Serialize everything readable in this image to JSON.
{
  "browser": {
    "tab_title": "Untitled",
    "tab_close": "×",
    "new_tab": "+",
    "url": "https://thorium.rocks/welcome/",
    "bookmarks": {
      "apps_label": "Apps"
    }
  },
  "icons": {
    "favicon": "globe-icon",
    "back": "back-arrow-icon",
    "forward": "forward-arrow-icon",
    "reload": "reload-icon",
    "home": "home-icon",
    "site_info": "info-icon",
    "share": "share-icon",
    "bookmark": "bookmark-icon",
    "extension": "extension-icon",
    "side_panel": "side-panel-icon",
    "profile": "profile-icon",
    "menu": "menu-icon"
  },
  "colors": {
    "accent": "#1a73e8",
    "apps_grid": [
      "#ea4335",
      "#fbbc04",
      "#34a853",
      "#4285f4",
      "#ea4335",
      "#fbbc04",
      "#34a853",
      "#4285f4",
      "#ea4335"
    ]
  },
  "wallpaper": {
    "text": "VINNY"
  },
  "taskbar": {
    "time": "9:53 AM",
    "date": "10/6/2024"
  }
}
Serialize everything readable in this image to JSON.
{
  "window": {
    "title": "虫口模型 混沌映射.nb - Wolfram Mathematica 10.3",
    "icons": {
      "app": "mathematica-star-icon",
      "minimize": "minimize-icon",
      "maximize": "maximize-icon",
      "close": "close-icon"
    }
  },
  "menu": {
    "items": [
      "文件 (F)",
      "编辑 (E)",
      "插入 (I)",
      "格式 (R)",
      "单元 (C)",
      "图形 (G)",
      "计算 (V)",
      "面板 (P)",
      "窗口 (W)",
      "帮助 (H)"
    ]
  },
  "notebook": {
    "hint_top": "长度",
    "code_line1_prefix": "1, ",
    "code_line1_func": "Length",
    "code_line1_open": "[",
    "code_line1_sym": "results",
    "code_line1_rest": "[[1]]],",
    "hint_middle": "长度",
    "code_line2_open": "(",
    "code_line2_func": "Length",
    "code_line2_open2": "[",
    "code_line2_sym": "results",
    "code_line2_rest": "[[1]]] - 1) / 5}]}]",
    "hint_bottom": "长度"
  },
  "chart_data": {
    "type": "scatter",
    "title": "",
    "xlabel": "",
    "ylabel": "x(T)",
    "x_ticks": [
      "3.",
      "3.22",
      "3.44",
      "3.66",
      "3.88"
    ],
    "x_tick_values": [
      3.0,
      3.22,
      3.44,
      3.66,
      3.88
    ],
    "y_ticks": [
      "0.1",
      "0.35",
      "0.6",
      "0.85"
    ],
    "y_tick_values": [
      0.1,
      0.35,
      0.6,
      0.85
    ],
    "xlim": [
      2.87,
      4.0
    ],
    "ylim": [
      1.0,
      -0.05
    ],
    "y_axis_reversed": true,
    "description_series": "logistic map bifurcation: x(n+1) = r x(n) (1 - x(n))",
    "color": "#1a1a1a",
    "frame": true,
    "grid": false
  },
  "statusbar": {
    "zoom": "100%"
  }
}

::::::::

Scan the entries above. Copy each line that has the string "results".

    "code_line1_sym": "results",
    "code_line2_sym": "results",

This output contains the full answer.